Bloomberg (February 20, 2014)
China has revolution envy. The world’s largest energy consumer wants a natural gas boom to match the speedy transformation in the U.S., where shale gas production more than quadrupled between 2007 and 2012. President Barack Obama singled out the fuel in his State of the Union speech last month, saying, “Today America is closer to energy independence than we have been in decades. One of the reasons why is natural gas.” It’s an enviable position to be in, and one potentially within China’s reach. The Middle Kingdom has all the essentials to replicate America’s coup: the world’s largest reserves -- twice the U.S.’s, little public backlash against drilling, support from the leadership and a ready market. Its major cities are choking on air pollution, and could benefit from a fuel that burns cleaner than coal. You’d think all it needs is to flip a switch.
NRDC Switchboard (February 20, 2014)

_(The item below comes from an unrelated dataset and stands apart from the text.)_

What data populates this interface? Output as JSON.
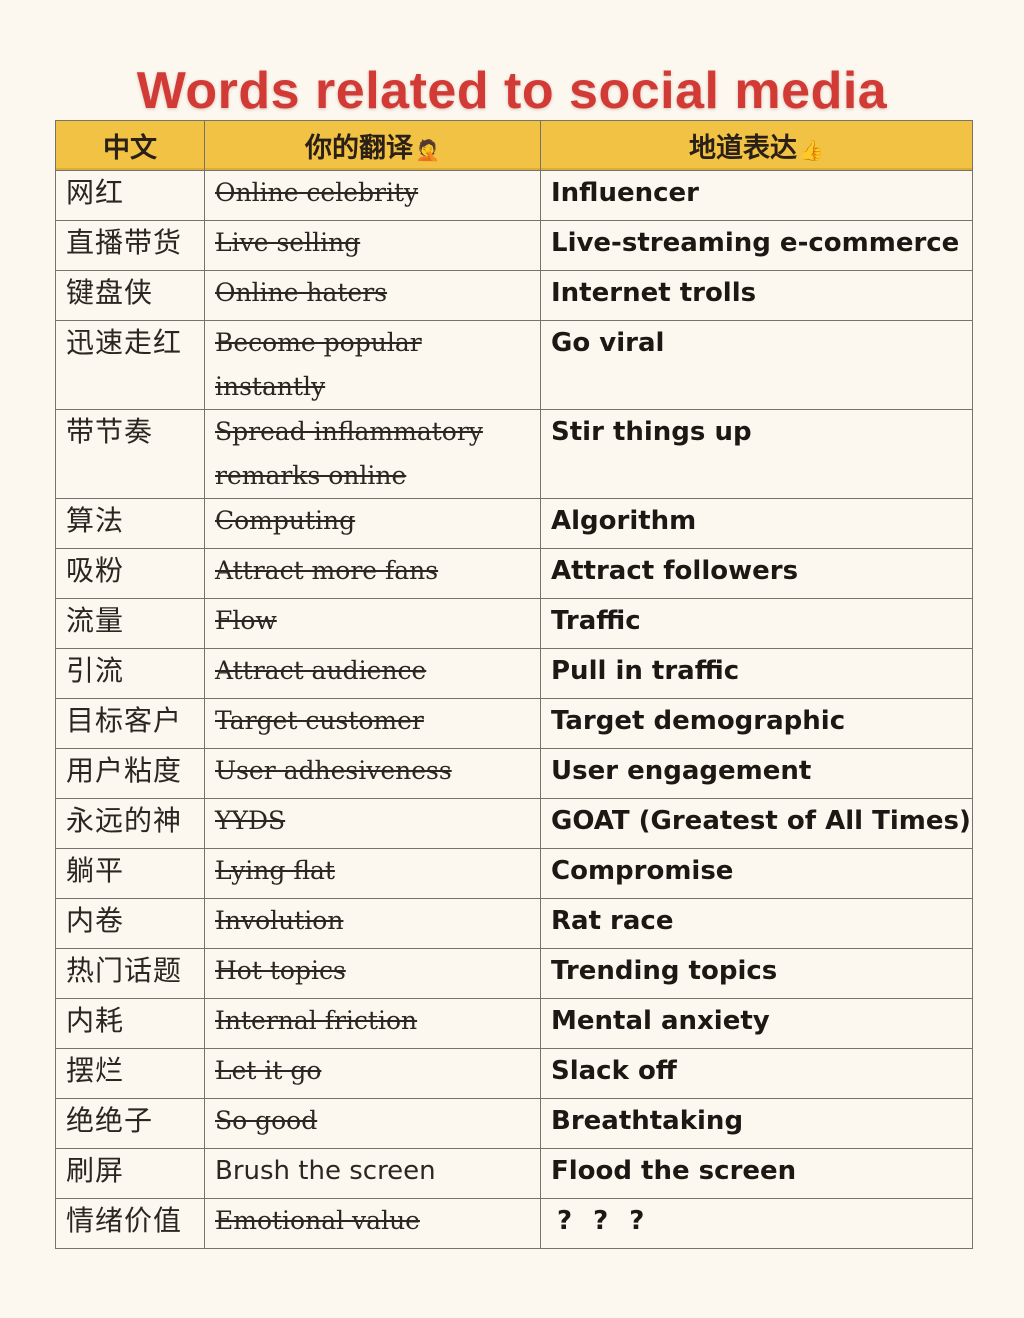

In his recent trip to China, U.S. Secretary of State John Kerry met with government leaders in Beijing and came away with concrete steps that the world’s two largest greenhouse gas emitters can take together to address climate change. Both sides reaffirmed their commitment to share information that would help with the UN climate change negotiations in Paris next year (when a post-2020 agreement to reduce greenhouse gas emissions will be reached) and to collaborate closely, under the auspices of the U.S.-China Climate Change Working Group (CCWG) launched last year, on the five initiatives established by the CCWG: Emission Reductions from Heavy Duty and Other Vehicles; Smart Grids; Carbon Capture Utilization and Storage; Collecting and Managing Greenhouse Gas Emissions Data; Energy Efficiency in Buildings and Industry. The two countries announced on February 15th that they have reached agreement on implementation plans for each of the five initiatives, and made commitments to devote significant effort and resources to achieve concrete results by the Sixth U.S.-China Strategic and Economic Dialogue later this year.
(CENA prepared by Michelle Ker)
* The links and article summaries in this post are provided for informational purposes only and do not necessarily reflect the views or positions of the Natural Resources Defense Council.